[Opening Data records section]

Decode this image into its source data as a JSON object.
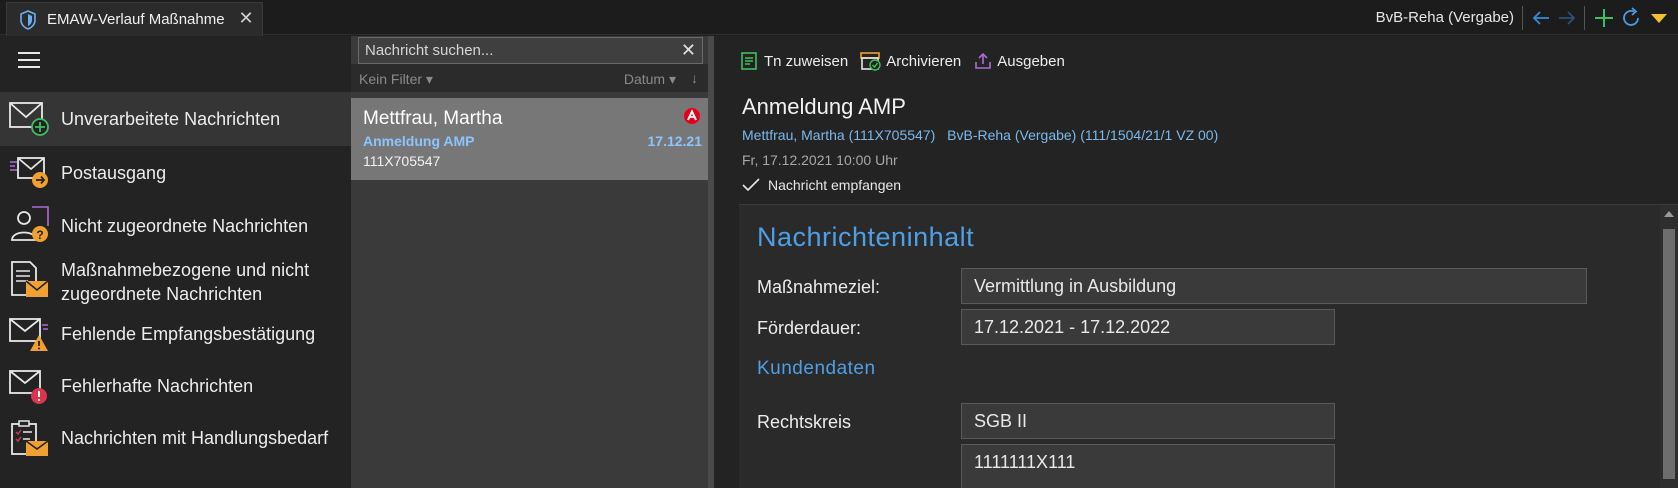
{
  "window": {
    "tab_title": "EMAW-Verlauf Maßnahme",
    "context": "BvB-Reha (Vergabe)",
    "colors": {
      "accent_blue": "#4e9fe6",
      "add_green": "#3fbf5f",
      "dropdown_yellow": "#f2c12e"
    }
  },
  "nav": {
    "items": [
      {
        "label": "Unverarbeitete Nachrichten",
        "icon": "mail-add-icon",
        "active": true
      },
      {
        "label": "Postausgang",
        "icon": "mail-outbox-icon"
      },
      {
        "label": "Nicht zugeordnete Nachrichten",
        "icon": "user-unknown-icon"
      },
      {
        "label_line1": "Maßnahmebezogene und nicht",
        "label_line2": "zugeordnete Nachrichten",
        "icon": "document-mail-icon"
      },
      {
        "label": "Fehlende Empfangsbestätigung",
        "icon": "mail-warning-icon"
      },
      {
        "label": "Fehlerhafte Nachrichten",
        "icon": "mail-error-icon"
      },
      {
        "label": "Nachrichten mit Handlungsbedarf",
        "icon": "clipboard-mail-icon"
      }
    ]
  },
  "list": {
    "search_placeholder": "Nachricht suchen...",
    "filter_label": "Kein Filter",
    "sort_label": "Datum",
    "messages": [
      {
        "name": "Mettfrau, Martha",
        "subject": "Anmeldung AMP",
        "date": "17.12.21",
        "id": "111X705547"
      }
    ]
  },
  "detail": {
    "actions": {
      "assign": "Tn zuweisen",
      "archive": "Archivieren",
      "export": "Ausgeben"
    },
    "title": "Anmeldung AMP",
    "person_link": "Mettfrau, Martha (111X705547)",
    "measure_link": "BvB-Reha (Vergabe) (111/1504/21/1 VZ 00)",
    "datetime": "Fr, 17.12.2021 10:00 Uhr",
    "status": "Nachricht empfangen",
    "content": {
      "section_title": "Nachrichteninhalt",
      "goal_label": "Maßnahmeziel:",
      "goal_value": "Vermittlung in Ausbildung",
      "duration_label": "Förderdauer:",
      "duration_value": "17.12.2021 - 17.12.2022",
      "customer_title": "Kundendaten",
      "legal_label": "Rechtskreis",
      "legal_value": "SGB II",
      "next_value": "1111111X111"
    }
  }
}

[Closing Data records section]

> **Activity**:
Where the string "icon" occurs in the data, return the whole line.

> **Result of the exercise**:
        "icon": "mail-add-icon",
        "icon": "mail-outbox-icon"
        "icon": "user-unknown-icon"
        "icon": "document-mail-icon"
        "icon": "mail-warning-icon"
        "icon": "mail-error-icon"
        "icon": "clipboard-mail-icon"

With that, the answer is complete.